The research interest of our group is in trying to understand the ways in which animals are physiologically organized depending on the environment in which they live. We focus on three physiological systems: i) reproduction, ii) endocrine control mechanisms, and iii) the circadian system. To study physiological adaptations, we compare bird populations across latitudes, both intraspecifically (using great tit, Parus major, populations across Europe) and interspecifically (temperate versus tropical birds). The research integrates physiology, ecology and evolution and is aimed at a functional understanding of short- and long-term animal-environment interactions.
Do hormone fluctuations increase survival probabilities?

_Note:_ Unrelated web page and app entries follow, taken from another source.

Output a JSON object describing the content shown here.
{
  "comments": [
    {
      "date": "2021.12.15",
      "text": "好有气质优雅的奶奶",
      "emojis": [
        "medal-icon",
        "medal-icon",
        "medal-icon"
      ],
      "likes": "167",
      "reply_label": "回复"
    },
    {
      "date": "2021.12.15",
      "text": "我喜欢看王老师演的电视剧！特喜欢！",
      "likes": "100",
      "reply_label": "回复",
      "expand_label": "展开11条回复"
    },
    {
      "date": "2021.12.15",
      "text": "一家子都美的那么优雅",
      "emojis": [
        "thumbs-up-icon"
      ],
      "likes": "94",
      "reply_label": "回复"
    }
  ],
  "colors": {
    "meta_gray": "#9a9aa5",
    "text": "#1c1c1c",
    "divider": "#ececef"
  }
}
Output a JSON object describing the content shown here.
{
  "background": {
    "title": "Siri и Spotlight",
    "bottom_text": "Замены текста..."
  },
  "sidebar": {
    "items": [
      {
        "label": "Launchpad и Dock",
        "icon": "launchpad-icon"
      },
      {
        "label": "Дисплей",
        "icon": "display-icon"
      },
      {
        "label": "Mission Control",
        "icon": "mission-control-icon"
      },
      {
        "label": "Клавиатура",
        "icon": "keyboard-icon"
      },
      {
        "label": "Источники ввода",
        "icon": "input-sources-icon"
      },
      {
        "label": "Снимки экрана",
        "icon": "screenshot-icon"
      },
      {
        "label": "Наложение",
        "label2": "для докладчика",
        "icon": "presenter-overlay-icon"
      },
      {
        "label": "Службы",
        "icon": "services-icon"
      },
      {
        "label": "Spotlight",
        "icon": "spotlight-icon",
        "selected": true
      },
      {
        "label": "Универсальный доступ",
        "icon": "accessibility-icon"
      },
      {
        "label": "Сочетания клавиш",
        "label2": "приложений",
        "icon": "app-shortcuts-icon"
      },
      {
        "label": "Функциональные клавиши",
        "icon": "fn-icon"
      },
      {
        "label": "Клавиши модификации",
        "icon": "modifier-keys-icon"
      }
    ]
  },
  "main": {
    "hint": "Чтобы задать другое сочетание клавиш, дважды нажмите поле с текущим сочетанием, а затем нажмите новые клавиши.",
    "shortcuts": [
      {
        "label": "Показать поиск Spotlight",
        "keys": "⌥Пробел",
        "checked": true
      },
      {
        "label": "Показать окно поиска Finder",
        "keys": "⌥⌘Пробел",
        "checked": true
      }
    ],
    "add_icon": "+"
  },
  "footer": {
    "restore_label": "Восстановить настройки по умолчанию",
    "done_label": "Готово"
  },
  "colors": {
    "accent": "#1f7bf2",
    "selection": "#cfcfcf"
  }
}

Great tits reveal how birds cope with changes in environmental temperatures
Congratulations to Dr. Eve Udino, who received a 2-year Alexander-von-Humboldt-postdoc fellowship to work in our group
Berries regulate metabolic stress in migratory birds
Migratory starlings are avian athletes that fly long distances in conditions that can push them very close to their physiological limits. Glucocorticoids are hormones that increase during endurance exercise to provide ready-to-use fuel to satisfy the high energy demands; however, prolonged exposure to high glucocorticoids is detrimental. A new study of researchers from Seewiesen, the US and Poland with European starlings in the wind tunnel show that dietary anthocyanins – antioxidants present in colored berries selected by birds especially during migration –control excessive secretion of glucocorticoids when birds are flying for long durations. This supports the novel idea that dietary anthocyanins have important metabolic functions that also attenuate the endocrine stress response triggered by endurance flight.
Stefania Casagrande, Kristen J. DeMoranville, Lisa Trost, Barbara Pierce, Amadeusz Bryla, Maciej Dzialo, Edyta T. Sadowska, Ulf Bauchinger, and Scott R. McWilliams, "Dietary antioxidants attenuate the endocrine stress response during long-duration flight of a migratory bird," Proceedings of the Royal Society B: Biological Sciences 287 (1929), 20200744 (2020).
Do thyroid hormones help birds to adjust to changes in environmental conditions?
Thyroid hormones are essential for maintaining homeostasis, as well as adjusting metabolic rate and thermoregulation in vertebrates exposed to variations in environmental conditions. This project will test the hypothesis that average concentrations of thyroid hormones as well as their plastic up- or downregulation during energetically challenging situations determines individual fitness.
Kasja Malkoc received funding by the IMPRS (International Max Planck Research School), DO-G (Deutsche Ornithologen-Gesellschaft) and SICB (Society for Integrative and Comparative Biology), to study thyroid hormones in great tits (Parus major) in laboratory and field conditions.’’
Award for research group leader Michaela Hau
Research group leader Michaela Hau gave this year's Howard Bern Lecture at the annual meeting of the Society of Integrative and Comparative Biology (SICB). This is a special award for scientists who have done significant research in the field of comparative endocrinology. Michaela Hau is honored for her research on free-living great tits, in which she measures stress hormones (corticosteroids) in response to environmental inputs, and the resultant effects on traits such as reproductive success, metabolic rate, behavior, and flight performance. Her research ultimately aims to evaluate how fast physiological systems can evolve.
Telomere attrition: Metabolic regulation and signaling function?
Stress hormones increase during high energy expenditure
The substances that great tit females put into their eggs